Reflective practice and traditional lecture styles

by Dr. Haidar Fadhil Abbas Al-Qrimli

Ultimately, the fundamental goal of teaching is to foster learning. During lectures, lecturers are expected to deliver the knowledge, skills and understanding necessary for their students to excel in their chosen programmes and become successful professionals in the future.

Many classes in universities all over the world have large enrolments of over 100 students and research has shown that large classes can have a negative impact upon student results (Bandiera et al, 2010).

This could mean students’ needs are not being met or that they are not able to understand the course content fully. This may result in difficulty in establishing positive collaborative relationships with the students, a vital aspect that must be considered in a classroom situation.

Tutoring elements of teaching and learning can be extremely important, particularly in an international environment where students come from different ethnic and cultural backgrounds and may have differing learning styles. Lecturers must have a reflective teaching practice that enables them to evaluate the effectiveness of their teaching styles, make changes to their pedagogy, and develop and demonstrate the ideal student attributes.

Curtin University has a strong commitment to producing outstanding graduates who exhibit the ‘Curtin Graduate Attributes’. These attributes are embedded within the framework of every course. However, the lecturers also need to evaluate how well students are achieving this, which could be a daunting task.

Lecturers must try to minimise the negative impacts of large classes by ensuring that they demonstrate enthusiasm for the relevant subjects and that the students feel confident in asking questions. Dubrow and Wilkinson (1984) mention the joy of listening to lecturers with such teaching styles but also recognise that it can be difficult to maintain such high energy levels.

McKeachie (1986) notes that (class) size and method are almost inextricably intertwined, thus research on class size and on lecture vs. discussion overlap. Large classes are most likely to use lecture methods and less likely to use discussion than small classes.

Curtin’s ‘Transforming Learning’ initiatives emphasise moving away from traditional-style lectures towards a more collaborative approach. At present, while changes are slowly being integrated, lectures are still mostly carried out using traditional formats although the reflective lecturer should introduce their own strategies to encourage interaction and engagement of students.

There is evidence from research that show active learners take new information and apply it, rather than merely taking note of it (Bonwell & Eison 1991, McKeachie 1972, Prince 2004).  For most of us, having first-hand use of new material helps to develop a sense of personal ownership. When the subject matter connects directly with students’ own personal experiences, projects and goals, they are more likely to care about, and have a deeper understanding, of the lecture.

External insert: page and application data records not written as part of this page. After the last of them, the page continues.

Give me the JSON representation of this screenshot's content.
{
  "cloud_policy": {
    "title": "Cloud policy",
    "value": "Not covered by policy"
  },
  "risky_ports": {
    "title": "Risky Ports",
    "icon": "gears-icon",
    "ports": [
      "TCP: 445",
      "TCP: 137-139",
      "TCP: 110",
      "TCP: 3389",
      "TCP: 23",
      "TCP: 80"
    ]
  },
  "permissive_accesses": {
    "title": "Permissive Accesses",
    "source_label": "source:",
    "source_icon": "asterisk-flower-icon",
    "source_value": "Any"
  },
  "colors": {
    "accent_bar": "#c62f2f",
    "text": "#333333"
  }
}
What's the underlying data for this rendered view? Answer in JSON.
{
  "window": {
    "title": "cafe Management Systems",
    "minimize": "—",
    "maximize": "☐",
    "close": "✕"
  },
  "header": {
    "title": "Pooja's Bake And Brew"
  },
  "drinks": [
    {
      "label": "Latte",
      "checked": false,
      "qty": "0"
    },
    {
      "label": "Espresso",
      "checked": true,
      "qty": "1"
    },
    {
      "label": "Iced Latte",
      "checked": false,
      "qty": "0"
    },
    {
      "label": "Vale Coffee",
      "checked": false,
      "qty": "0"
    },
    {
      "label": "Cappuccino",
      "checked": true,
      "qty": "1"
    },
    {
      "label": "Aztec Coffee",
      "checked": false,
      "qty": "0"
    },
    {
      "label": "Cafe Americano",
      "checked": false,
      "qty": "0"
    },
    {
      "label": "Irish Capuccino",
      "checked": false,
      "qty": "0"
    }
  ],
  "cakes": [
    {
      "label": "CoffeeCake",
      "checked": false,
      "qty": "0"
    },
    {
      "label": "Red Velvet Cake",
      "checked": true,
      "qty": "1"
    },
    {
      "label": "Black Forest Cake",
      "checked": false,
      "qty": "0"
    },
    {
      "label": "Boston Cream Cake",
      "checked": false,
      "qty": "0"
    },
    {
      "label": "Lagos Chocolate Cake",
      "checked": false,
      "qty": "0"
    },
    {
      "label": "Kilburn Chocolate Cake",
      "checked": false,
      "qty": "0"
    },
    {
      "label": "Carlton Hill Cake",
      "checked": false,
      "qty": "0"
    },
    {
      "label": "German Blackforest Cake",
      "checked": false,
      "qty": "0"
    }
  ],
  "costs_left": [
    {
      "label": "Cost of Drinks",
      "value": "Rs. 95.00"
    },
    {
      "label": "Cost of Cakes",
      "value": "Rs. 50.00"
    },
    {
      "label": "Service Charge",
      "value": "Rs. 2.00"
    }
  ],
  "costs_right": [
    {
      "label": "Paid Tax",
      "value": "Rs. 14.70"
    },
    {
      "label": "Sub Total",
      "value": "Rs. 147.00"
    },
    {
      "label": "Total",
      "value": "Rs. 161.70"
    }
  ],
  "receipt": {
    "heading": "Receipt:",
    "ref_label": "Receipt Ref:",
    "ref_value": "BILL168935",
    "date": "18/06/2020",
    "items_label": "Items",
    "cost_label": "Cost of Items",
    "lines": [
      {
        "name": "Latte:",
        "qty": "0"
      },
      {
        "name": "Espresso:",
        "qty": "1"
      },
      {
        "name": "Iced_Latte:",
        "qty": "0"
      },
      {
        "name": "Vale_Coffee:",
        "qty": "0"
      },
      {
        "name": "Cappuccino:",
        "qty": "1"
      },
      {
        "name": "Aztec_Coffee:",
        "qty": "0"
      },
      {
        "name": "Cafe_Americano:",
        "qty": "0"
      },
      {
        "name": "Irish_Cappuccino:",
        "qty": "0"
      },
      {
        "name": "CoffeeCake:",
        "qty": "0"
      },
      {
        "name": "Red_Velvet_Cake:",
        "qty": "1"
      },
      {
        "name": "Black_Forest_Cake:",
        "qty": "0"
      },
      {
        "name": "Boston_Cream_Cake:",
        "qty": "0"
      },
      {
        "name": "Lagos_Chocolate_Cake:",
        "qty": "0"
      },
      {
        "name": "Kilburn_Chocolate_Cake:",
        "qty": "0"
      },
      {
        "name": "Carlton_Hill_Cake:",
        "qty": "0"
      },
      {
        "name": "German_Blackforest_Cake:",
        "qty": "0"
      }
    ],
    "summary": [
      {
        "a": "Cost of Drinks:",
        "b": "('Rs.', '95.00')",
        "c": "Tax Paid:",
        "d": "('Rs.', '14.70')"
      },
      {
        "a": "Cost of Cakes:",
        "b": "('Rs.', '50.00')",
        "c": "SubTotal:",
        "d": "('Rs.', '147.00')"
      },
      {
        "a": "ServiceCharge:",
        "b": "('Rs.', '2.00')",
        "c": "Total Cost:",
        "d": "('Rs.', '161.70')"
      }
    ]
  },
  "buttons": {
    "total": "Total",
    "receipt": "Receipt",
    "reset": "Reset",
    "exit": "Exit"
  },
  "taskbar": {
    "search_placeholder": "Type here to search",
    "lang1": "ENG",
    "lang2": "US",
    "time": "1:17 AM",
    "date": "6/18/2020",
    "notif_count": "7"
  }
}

One method to relate more directly with students, even in large classes, is to provide examples that reflect the students’ interests and experiences so that they are able to relate to the subject matter more easily. Giving clear, straightforward and memorable examples reinforces the points that the lecturer is trying to make.

The use of technology in the lecture hall is another way of achieving this. An example is beginning each lecture with an engaging video related to the topic of the lecture. By trying to put oneself in the students’ shoes, lecturers can ensure each video interests the students.

Other use of technology such as the use of iPads or mobile phone apps also supports active engagement and group participation and interaction.

Today’s technology is becoming increasingly important as a tool for education and ‘Learning for Tomorrow’. It helps us to reach different types of learners and, as described in Curtin’s ‘Transforming Learning’ plan, by effectively integrating technology into education, the roles of teachers or lecturers will naturally evolve to one of advisor, mentor, content expert and coach.

Lecturers are able to make significant steps to combat the inhibitions toward student learning provided they are reflective of their own teaching styles. Although students are likely to be more active in small class sizes, there are ways in which lecturers can increase students’ participation and directly encourage them to think critically and creatively.

This process can only begin when lecturers recognise that they, too, are on a learning journey and improve through constant evaluation and self-development.

Dr. Haidar Fadhil Abbas Al-Qrimli is a lecturer in the Department of Mechanical Engineering of the Faculty of Engineering and Science, Curtin Sarawak. He can be contacted at 085-443 831 or by email to